What is expected: Only one thing is required: the number of lines in the entries below that contain "Client".

Web page and app entries
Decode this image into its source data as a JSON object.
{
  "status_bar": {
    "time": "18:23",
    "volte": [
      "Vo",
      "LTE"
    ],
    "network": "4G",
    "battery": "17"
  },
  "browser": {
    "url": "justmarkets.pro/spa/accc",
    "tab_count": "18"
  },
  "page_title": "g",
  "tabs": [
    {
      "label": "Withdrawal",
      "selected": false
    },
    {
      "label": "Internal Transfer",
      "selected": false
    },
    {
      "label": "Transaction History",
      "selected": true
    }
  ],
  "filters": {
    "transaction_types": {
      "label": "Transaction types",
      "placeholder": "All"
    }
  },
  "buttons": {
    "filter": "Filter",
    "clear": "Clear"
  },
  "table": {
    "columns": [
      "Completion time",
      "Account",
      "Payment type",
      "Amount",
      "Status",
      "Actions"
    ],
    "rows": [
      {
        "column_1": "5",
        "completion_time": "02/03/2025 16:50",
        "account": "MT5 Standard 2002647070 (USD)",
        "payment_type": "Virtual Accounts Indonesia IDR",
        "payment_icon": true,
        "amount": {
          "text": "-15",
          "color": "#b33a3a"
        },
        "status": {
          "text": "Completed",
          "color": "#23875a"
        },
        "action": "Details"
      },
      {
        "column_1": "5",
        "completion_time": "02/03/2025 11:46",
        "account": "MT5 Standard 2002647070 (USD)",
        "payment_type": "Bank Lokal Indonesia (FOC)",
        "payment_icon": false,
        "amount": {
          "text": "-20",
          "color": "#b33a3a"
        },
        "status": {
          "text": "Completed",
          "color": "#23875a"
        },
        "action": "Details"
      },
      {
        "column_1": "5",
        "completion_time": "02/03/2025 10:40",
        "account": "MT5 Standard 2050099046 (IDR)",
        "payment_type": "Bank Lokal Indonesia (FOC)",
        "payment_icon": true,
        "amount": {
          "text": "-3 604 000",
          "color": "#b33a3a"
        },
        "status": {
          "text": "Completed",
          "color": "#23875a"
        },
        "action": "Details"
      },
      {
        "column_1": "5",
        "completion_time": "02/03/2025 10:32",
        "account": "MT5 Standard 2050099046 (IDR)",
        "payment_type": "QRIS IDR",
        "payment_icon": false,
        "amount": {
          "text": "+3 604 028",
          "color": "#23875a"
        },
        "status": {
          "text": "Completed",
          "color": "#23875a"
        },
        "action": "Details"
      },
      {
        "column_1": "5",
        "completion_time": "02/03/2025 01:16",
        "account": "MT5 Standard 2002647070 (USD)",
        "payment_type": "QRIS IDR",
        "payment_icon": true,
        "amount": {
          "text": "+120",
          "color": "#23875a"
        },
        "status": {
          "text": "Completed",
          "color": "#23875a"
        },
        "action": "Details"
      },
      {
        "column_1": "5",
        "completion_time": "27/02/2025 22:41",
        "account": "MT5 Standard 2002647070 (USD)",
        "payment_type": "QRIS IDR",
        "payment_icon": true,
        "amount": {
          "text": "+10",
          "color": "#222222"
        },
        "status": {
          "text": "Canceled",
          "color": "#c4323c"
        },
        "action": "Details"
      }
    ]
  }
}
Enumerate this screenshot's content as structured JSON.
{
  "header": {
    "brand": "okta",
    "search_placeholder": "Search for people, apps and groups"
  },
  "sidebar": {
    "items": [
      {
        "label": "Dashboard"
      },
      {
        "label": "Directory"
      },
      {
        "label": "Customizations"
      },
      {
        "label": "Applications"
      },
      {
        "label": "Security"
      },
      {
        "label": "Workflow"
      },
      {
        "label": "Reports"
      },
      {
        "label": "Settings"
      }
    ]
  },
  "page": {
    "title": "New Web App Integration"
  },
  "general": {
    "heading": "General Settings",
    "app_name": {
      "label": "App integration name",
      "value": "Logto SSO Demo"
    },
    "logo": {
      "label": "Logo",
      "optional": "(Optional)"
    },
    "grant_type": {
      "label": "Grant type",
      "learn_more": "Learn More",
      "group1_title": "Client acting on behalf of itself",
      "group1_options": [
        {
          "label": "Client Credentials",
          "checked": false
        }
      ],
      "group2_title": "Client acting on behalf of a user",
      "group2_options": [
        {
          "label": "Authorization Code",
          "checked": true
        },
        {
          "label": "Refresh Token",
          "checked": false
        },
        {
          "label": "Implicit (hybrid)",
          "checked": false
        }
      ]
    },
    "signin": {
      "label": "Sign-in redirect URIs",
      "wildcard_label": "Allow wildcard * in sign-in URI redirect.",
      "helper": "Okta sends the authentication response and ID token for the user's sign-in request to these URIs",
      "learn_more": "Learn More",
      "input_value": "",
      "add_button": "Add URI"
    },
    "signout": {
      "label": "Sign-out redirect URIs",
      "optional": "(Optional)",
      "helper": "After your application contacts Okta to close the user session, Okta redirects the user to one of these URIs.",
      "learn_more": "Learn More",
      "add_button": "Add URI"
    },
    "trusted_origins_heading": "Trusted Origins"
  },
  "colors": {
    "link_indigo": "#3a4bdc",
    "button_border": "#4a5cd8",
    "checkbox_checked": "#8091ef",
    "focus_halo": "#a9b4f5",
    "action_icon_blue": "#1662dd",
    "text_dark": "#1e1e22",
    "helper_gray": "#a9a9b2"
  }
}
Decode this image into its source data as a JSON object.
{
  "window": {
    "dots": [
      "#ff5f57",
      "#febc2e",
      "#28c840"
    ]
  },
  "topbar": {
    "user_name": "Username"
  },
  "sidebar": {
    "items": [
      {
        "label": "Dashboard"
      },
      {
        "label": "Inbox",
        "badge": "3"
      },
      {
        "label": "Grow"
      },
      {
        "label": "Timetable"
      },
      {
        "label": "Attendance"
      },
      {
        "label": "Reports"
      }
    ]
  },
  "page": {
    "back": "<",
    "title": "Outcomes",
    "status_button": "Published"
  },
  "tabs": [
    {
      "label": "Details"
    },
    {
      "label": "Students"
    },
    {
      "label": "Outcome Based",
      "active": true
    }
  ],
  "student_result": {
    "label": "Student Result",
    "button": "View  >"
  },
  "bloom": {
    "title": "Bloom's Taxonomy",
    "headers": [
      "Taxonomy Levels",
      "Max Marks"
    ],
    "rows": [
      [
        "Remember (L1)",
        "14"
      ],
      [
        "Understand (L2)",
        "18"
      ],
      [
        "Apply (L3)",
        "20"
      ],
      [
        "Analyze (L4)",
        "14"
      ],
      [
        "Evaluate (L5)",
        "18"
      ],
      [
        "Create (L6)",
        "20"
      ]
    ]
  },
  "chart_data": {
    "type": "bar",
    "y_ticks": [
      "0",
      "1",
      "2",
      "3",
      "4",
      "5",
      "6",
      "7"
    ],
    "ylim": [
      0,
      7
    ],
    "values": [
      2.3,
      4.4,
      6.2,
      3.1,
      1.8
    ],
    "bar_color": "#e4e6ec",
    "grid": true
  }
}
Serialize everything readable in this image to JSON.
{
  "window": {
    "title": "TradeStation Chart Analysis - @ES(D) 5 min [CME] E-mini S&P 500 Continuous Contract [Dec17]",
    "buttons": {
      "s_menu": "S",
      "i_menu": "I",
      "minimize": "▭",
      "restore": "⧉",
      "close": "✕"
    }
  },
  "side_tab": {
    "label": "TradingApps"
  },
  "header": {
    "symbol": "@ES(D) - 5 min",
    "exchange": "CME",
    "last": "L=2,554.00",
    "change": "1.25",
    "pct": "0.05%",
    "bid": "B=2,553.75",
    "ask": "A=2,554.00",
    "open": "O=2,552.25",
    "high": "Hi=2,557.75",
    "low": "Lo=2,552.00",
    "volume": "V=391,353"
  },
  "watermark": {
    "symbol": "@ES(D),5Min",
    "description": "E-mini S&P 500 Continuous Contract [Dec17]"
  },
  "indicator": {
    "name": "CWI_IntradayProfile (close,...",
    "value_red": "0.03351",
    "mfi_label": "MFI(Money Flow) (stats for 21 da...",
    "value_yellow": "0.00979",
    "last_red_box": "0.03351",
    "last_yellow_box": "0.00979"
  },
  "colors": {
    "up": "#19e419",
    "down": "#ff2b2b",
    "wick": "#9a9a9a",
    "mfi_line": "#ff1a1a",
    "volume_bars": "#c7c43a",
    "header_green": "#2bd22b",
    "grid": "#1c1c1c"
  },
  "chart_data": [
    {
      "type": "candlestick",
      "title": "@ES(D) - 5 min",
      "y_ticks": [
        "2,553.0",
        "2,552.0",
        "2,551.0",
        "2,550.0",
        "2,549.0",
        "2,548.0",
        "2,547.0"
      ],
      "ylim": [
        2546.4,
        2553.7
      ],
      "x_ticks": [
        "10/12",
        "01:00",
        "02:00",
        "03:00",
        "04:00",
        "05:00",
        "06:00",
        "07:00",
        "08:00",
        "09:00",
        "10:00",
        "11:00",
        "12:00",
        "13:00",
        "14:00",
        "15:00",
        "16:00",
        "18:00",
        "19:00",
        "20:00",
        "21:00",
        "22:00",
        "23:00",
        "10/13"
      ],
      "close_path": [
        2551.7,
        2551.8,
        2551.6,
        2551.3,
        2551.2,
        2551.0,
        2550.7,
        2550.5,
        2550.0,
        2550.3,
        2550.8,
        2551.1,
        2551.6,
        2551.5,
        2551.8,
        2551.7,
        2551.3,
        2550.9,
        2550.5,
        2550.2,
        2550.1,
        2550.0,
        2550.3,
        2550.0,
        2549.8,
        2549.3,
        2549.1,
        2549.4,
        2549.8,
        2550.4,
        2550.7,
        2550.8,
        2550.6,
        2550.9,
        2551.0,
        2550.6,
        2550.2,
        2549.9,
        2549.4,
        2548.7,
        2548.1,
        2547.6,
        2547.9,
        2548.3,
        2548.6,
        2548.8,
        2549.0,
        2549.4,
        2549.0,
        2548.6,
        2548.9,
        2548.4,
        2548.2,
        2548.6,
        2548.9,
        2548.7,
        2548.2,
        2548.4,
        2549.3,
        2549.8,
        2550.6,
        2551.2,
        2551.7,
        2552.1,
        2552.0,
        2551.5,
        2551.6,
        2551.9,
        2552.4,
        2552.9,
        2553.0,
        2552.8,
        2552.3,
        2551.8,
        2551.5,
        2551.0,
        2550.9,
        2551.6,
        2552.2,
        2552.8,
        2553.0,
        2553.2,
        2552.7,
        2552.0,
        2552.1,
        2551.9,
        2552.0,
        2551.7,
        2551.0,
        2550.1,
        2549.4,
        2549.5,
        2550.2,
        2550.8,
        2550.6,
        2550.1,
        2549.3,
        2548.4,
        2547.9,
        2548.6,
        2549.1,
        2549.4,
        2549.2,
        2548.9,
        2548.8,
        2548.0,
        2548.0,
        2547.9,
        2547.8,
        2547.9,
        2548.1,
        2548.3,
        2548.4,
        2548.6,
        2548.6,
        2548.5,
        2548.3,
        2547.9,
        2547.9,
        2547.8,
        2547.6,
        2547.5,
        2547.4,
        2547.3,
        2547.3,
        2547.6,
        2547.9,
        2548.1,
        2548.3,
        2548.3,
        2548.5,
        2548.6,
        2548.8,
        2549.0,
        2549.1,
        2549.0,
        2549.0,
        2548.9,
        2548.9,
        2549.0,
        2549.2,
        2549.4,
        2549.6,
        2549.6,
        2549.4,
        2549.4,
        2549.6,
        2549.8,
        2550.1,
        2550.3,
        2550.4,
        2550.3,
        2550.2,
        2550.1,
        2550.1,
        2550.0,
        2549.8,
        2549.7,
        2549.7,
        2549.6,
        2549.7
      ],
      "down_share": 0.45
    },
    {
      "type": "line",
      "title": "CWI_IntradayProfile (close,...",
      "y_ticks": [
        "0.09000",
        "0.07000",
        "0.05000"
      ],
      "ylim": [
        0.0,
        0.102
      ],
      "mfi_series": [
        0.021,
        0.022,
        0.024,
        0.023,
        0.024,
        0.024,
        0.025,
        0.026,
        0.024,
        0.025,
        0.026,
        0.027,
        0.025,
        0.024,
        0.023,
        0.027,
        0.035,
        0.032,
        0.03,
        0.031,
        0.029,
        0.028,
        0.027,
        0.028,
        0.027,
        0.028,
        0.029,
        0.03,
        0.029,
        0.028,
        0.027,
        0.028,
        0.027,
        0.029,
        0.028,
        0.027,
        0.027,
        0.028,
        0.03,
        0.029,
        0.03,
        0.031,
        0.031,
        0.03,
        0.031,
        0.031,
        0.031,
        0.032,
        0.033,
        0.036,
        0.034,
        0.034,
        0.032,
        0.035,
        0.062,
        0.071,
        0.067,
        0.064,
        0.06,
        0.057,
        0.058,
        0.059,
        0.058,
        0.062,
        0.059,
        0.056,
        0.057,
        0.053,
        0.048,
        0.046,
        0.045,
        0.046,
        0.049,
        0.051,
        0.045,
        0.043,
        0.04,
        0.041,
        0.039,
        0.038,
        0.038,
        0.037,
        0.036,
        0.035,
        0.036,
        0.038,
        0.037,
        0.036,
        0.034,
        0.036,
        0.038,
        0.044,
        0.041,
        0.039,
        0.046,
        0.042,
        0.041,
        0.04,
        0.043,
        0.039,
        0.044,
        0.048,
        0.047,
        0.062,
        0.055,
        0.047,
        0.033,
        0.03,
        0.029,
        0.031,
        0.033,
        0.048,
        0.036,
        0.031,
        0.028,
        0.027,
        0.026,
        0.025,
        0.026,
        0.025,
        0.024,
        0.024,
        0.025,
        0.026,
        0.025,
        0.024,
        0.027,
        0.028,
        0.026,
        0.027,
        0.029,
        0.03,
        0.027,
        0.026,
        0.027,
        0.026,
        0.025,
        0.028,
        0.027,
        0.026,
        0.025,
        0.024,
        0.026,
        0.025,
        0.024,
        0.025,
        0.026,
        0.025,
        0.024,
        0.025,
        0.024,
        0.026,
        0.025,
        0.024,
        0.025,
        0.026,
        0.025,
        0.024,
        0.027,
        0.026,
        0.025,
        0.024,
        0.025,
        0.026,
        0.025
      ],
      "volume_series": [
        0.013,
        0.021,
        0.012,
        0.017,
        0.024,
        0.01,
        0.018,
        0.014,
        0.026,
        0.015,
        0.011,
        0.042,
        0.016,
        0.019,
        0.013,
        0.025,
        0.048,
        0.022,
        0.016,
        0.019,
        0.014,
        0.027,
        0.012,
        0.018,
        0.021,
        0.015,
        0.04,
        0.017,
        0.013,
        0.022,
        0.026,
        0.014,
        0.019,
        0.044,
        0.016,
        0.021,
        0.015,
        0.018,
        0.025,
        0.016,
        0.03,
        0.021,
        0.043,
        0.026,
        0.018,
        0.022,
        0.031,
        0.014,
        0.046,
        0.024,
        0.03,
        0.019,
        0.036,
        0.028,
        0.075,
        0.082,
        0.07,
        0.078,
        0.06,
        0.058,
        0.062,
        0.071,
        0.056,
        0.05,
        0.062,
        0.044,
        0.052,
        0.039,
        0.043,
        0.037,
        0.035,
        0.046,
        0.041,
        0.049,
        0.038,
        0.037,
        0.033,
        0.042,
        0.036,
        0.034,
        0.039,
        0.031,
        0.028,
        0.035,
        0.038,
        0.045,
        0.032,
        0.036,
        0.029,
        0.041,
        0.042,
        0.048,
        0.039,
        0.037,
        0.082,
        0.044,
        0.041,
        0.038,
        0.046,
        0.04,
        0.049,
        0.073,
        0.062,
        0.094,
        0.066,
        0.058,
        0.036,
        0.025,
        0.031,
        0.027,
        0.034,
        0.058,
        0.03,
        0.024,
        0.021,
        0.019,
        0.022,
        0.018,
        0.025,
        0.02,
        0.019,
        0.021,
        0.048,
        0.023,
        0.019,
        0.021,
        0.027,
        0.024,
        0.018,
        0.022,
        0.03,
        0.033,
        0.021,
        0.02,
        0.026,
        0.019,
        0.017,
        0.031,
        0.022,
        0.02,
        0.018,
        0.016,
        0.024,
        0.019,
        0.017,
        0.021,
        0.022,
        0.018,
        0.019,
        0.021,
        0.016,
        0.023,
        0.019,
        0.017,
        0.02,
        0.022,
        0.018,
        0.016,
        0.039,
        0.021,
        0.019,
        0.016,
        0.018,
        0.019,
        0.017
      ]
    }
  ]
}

Answer for the task: 3